[Component data from apps and pages]
************
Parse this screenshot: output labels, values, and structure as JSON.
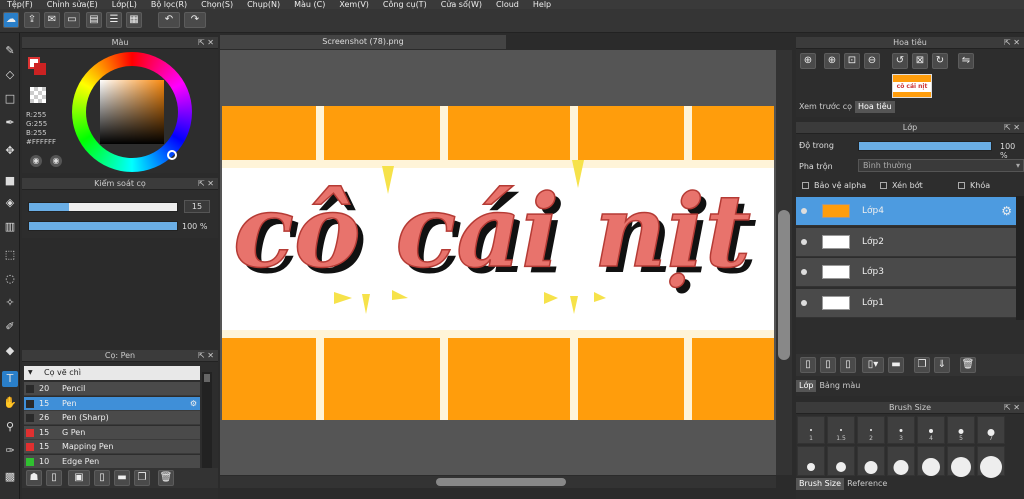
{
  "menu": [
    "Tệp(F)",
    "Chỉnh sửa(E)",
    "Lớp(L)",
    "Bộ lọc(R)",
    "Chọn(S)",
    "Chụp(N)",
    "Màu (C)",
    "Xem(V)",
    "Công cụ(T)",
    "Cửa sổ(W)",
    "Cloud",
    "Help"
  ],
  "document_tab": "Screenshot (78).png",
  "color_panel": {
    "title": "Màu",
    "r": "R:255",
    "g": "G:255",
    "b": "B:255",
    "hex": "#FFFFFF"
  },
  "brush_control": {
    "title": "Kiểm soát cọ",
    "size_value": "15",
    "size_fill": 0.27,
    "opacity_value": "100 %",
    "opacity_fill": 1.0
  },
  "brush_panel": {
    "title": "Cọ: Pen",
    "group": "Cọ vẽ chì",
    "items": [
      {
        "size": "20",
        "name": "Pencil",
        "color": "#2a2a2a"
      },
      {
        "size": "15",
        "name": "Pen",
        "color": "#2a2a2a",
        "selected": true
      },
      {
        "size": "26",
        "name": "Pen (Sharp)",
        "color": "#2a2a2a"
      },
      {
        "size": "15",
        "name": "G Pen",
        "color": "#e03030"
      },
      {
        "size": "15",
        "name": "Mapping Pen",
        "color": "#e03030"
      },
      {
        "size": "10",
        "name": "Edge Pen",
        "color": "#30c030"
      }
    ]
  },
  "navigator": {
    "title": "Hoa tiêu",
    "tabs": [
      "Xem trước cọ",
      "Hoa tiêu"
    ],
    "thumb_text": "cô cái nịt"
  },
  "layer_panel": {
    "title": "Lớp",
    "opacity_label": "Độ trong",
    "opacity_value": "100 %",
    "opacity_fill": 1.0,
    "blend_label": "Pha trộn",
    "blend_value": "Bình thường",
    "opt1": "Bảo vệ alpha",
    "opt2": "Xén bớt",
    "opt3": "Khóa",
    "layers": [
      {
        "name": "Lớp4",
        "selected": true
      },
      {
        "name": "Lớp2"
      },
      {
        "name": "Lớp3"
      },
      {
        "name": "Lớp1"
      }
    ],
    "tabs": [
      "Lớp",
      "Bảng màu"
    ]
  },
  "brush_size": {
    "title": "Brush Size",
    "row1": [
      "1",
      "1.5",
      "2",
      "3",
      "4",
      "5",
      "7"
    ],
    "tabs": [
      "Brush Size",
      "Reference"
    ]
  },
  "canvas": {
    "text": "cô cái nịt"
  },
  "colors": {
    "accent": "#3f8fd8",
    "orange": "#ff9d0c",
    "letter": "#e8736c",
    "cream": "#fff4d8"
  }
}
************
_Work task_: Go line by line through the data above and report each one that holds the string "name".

_Output of the exercise_:
        "name": "Pencil",
        "name": "Pen",
        "name": "Pen (Sharp)",
        "name": "G Pen",
        "name": "Mapping Pen",
        "name": "Edge Pen",
        "name": "Lớp4",
        "name": "Lớp2"
        "name": "Lớp3"
        "name": "Lớp1"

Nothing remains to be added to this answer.